Success, as I’m sure you all know, is often fleeting. And nowhere is that more evident than in the tech-world where brands and fortunes rise and fall in vertiginous sweeps. Silicon Valley, HBO’s popular tech satire, even features a clever opening title sequence where well-known valley brand logos rapidly expand and contract. Fresh off their own unprecedented success, the founders of Airbnb happened to take a look back at the ten most popular tech brands of the 90s and discovered some sobering stories. Of the ten, nine of them were either extinct or near it. What gave Airbnb’s founders even more cause for concern was that all of the brands had seemingly done everything “right.” With an eye for not only maintaining their brand and its platform, but also growing it, Airbnb utilized the same sense of pragmatic inspiration and innovation that helped launch them to success in the first place.
The result is Samara, a new division and innovation lab of the online home-sharing giant that welcomes in a bold new sense of socially-conscious purpose for a brand that has already built a great deal of its identity around it. Launching right now in Tokyo, Samara’s first effort revolves around helping revitalize a small Japanese town, Yoshino, that has seen its fortunes decline as young people gravitate to urban living. Left with an older, graying population, residents were concerned about their town’s long-term economic viability, and after a local woman found success in putting her own home up for rent on Airbnb, a small cottage industry began to bloom as residents found their own sense of purpose and employment as tour guides, hosts and translators. Inspired by the story, Airbnb partnered with a Japanese architect to create a community center for the town that acts as a launching point and meeting place for locals and tourists. In addition to its large kitchen, dining area and meeting places, the center also features rooms for rent and is part of Airbnb’s larger ambition of communal housing and urban planning. If all goes well in Yoshino, the plan is to scale Samara in small towns around the globe.

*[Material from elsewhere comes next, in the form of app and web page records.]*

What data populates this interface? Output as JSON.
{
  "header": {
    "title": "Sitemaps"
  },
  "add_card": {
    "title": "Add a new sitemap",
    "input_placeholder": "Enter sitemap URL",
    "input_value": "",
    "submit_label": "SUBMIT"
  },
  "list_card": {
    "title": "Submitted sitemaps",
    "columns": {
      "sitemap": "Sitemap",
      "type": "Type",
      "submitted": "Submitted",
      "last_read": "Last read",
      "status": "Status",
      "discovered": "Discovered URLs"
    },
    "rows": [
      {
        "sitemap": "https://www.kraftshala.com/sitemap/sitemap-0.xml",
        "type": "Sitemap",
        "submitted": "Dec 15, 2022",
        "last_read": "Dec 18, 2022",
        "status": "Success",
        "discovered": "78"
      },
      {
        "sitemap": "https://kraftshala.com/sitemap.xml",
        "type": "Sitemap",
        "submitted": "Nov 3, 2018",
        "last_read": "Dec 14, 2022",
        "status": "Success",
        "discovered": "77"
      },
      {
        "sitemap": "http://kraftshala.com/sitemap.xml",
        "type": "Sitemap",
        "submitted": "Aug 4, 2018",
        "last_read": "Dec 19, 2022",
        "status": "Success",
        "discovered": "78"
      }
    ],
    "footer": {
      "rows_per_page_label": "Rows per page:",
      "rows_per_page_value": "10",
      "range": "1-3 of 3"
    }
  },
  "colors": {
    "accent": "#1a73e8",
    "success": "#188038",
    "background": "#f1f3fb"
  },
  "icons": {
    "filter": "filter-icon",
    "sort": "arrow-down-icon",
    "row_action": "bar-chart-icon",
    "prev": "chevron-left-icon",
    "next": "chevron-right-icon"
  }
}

What makes Samara more than just another brand extension is that rather than merely offering another product or service, Airbnb is expanding on its already well-defined sense of purpose, Belong Anywhere, to create a wealth of new ideas that still connect back to the original. Just as Airbnb isn’t just helping you find a place to stay, but rather, providing the opportunity to belong someplace new and exciting, with Samara, they’re not just building their own lodging space, but rather, they’re creating human connections, fostering communities, helping to revitalize a small town and giving people a sense of pride in where they live and a chance to earn money by sharing their knowledge. In simpler terms, Airbnb is a facilitator of meaningful real-world connection and community between locals and tourists. Are there any hotels out there saying that, or making that their well-defined sense of purpose?
Airbnb’s commitment to a larger social purpose, combined with improving and growing their actual service, means they’re able to claim an emotional high ground with today’s increasingly savvy consumers and are therefore less vulnerable to rivals that want to compete on specifics such as price or other features. It’s not only an example of purpose done well, but a wonderful example that doing good can mean good business.
Image via Flickr courtesy of user Esteban Chiner at https://flic.kr/p/seDt8W